Former Syracuse University cross country captain Chris Getman repeated as the top local finisher in 48:29, followed by Marcus Gage 48:45, Travis Kuhl 49:03, Kyle Fenton 50:21, Nate Getman 50:26, Jeremy Block 50:30, Matthew Annabel 50:41, Adam Crandall 50:43, Pat Leone 50:51, Daniel Dominie 51:17, Shad Miller 51:23, Jonathan Wenger 51:40, Thomas Smith 51:50, Carl Planty 52:01, Jeremy Drowne 52:16, Tom Benoit 52:18, Joseph Mondo 52:25, Roger Donaghy 52:31, Seth Anabel 52:48, Scott Humphrey 52:55, Bob Carroll 52:58, Timothy Scarpinato 53:00, Lynn Petzoldt 53:02, Tom Carter 53:06, Kevin Getman 53:16, Vincent DeRocco 53:17, Marty DiBattista 53:26, Ronald Hulslander 53:28, Bob Brenner 53:31, Eric Goulet 53:33, Rick Streeter (lane 1) 53:34, and Matthew Bello 53:35.
The Getman brothers, Chris 48:29, Nate 50:26 and Kevin 53:16, were certainly the fastest family in Utica last weekend. My family did not fare as well in my absence from the race, but they enjoyed a pleasant run and one personal record.
Khalid Khannouchi expects to return to Central New York in August to spend a day at a local running camp, training and inspiring high school runners who share his love of running and racing.
As the runners departed and thousands of volunteers cleaned the roads and the fields, another chapter of the Utica Boilermaker was completed and committed to history. The story of the Boilermaker, along with that of runners and races across our land, will be preserved in the National Distance Running Hall of Fame in historic downtown Utica, expected to open to the public in the next few months.

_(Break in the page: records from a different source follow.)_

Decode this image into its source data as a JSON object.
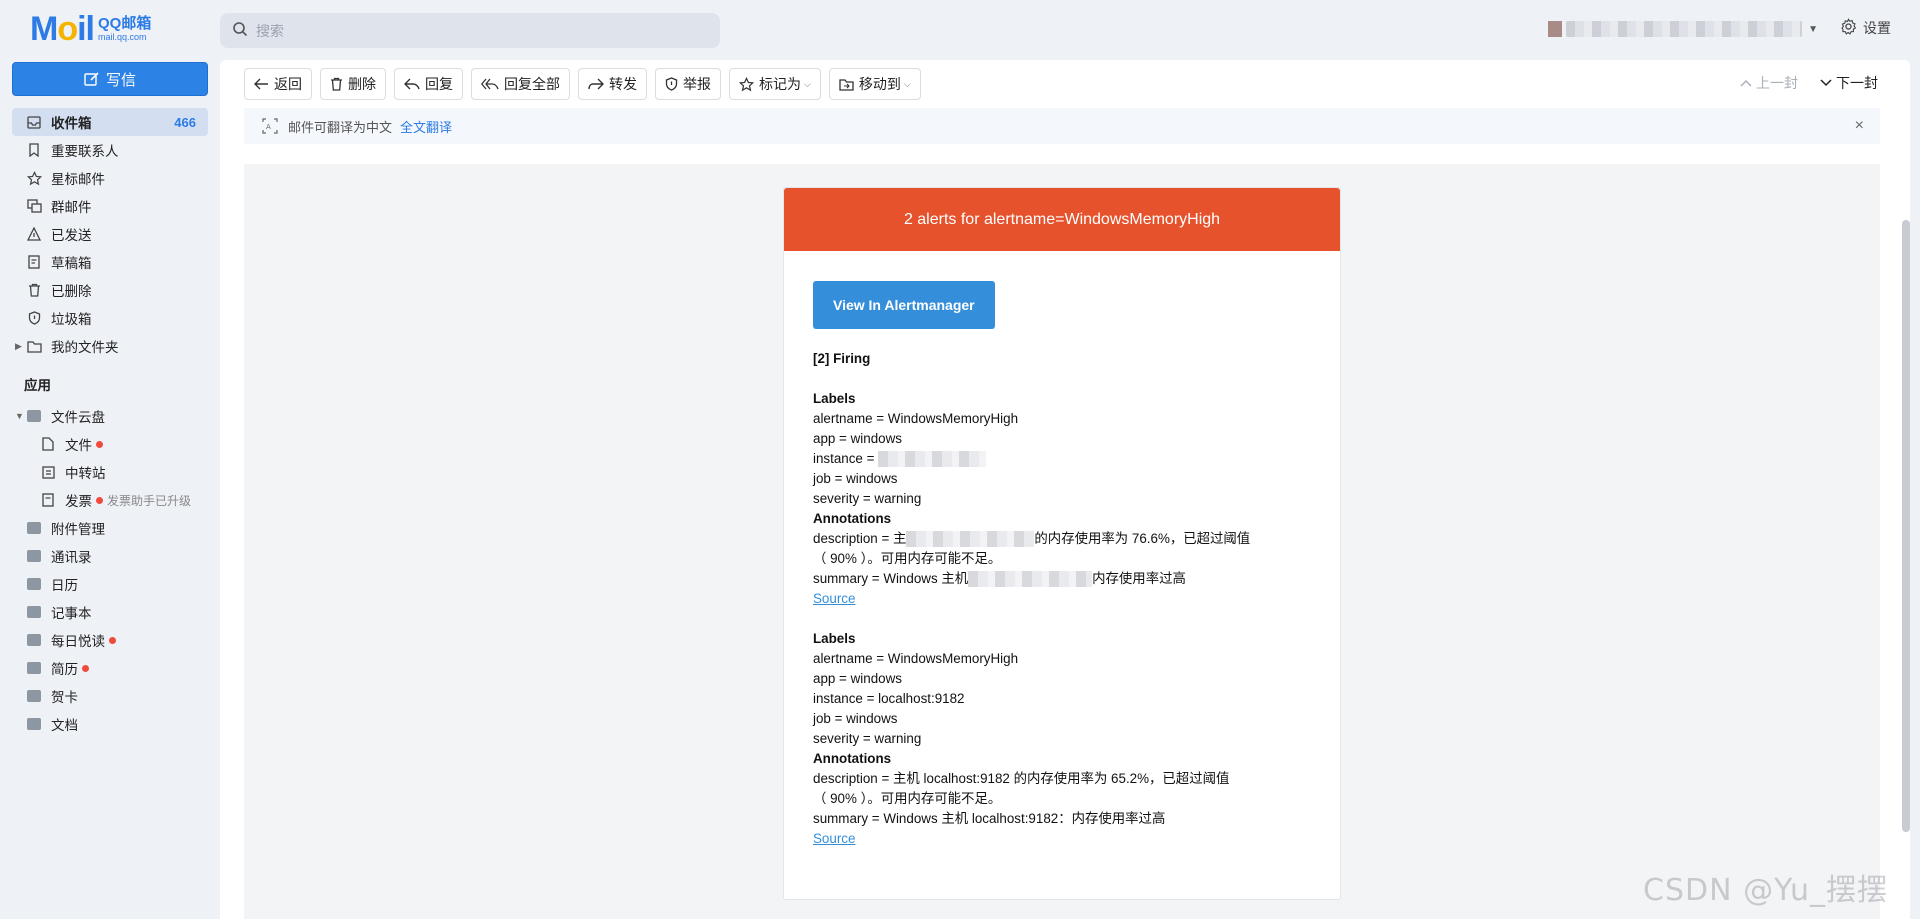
{
  "header": {
    "logo_text": "MAIL",
    "logo_brand": "QQ邮箱",
    "logo_domain": "mail.qq.com",
    "search_placeholder": "搜索",
    "settings_label": "设置"
  },
  "sidebar": {
    "compose_label": "写信",
    "items": [
      {
        "label": "收件箱",
        "count": "466"
      },
      {
        "label": "重要联系人"
      },
      {
        "label": "星标邮件"
      },
      {
        "label": "群邮件"
      },
      {
        "label": "已发送"
      },
      {
        "label": "草稿箱"
      },
      {
        "label": "已删除"
      },
      {
        "label": "垃圾箱"
      },
      {
        "label": "我的文件夹"
      }
    ],
    "apps_title": "应用",
    "apps": [
      {
        "label": "文件云盘"
      },
      {
        "label": "文件"
      },
      {
        "label": "中转站"
      },
      {
        "label": "发票",
        "hint": "发票助手已升级"
      },
      {
        "label": "附件管理"
      },
      {
        "label": "通讯录"
      },
      {
        "label": "日历"
      },
      {
        "label": "记事本"
      },
      {
        "label": "每日悦读"
      },
      {
        "label": "简历"
      },
      {
        "label": "贺卡"
      },
      {
        "label": "文档"
      }
    ]
  },
  "toolbar": {
    "back": "返回",
    "delete": "删除",
    "reply": "回复",
    "reply_all": "回复全部",
    "forward": "转发",
    "report": "举报",
    "mark_as": "标记为",
    "move_to": "移动到",
    "prev": "上一封",
    "next": "下一封"
  },
  "translate": {
    "text": "邮件可翻译为中文",
    "link": "全文翻译",
    "close": "×"
  },
  "email": {
    "title": "2 alerts for alertname=WindowsMemoryHigh",
    "button": "View In Alertmanager",
    "firing": "[2] Firing",
    "labels_heading": "Labels",
    "annotations_heading": "Annotations",
    "source_link": "Source",
    "alerts": [
      {
        "alertname": "alertname = WindowsMemoryHigh",
        "app": "app = windows",
        "instance": "instance = ",
        "job": "job = windows",
        "severity": "severity = warning",
        "description_prefix": "description = 主",
        "description_suffix": "的内存使用率为 76.6%，已超过阈值",
        "description_line2": "（ 90% ）。可用内存可能不足。",
        "summary_prefix": "summary = Windows 主机",
        "summary_suffix": "内存使用率过高"
      },
      {
        "alertname": "alertname = WindowsMemoryHigh",
        "app": "app = windows",
        "instance": "instance = localhost:9182",
        "job": "job = windows",
        "severity": "severity = warning",
        "description": "description = 主机 localhost:9182 的内存使用率为 65.2%，已超过阈值",
        "description_line2": "（ 90% ）。可用内存可能不足。",
        "summary": "summary = Windows 主机 localhost:9182：内存使用率过高"
      }
    ]
  },
  "watermark": "CSDN @Yu_摆摆"
}
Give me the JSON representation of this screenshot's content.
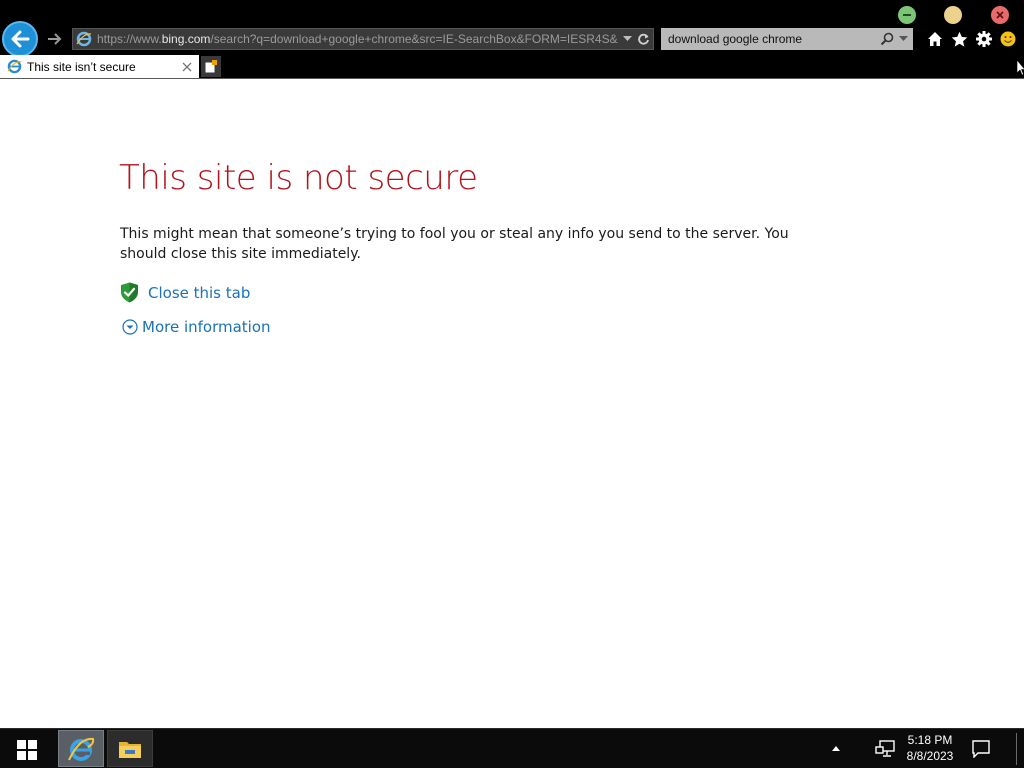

Kamal Jabbour promises to return to Utica next year to run the 22nd Boilermaker. His RUNNING Column appears in The Post-Standard on Mondays. He maintains The Syracuse Running Page and receives email at email@example.com. Complete results are posted at the Boilermaker's web site.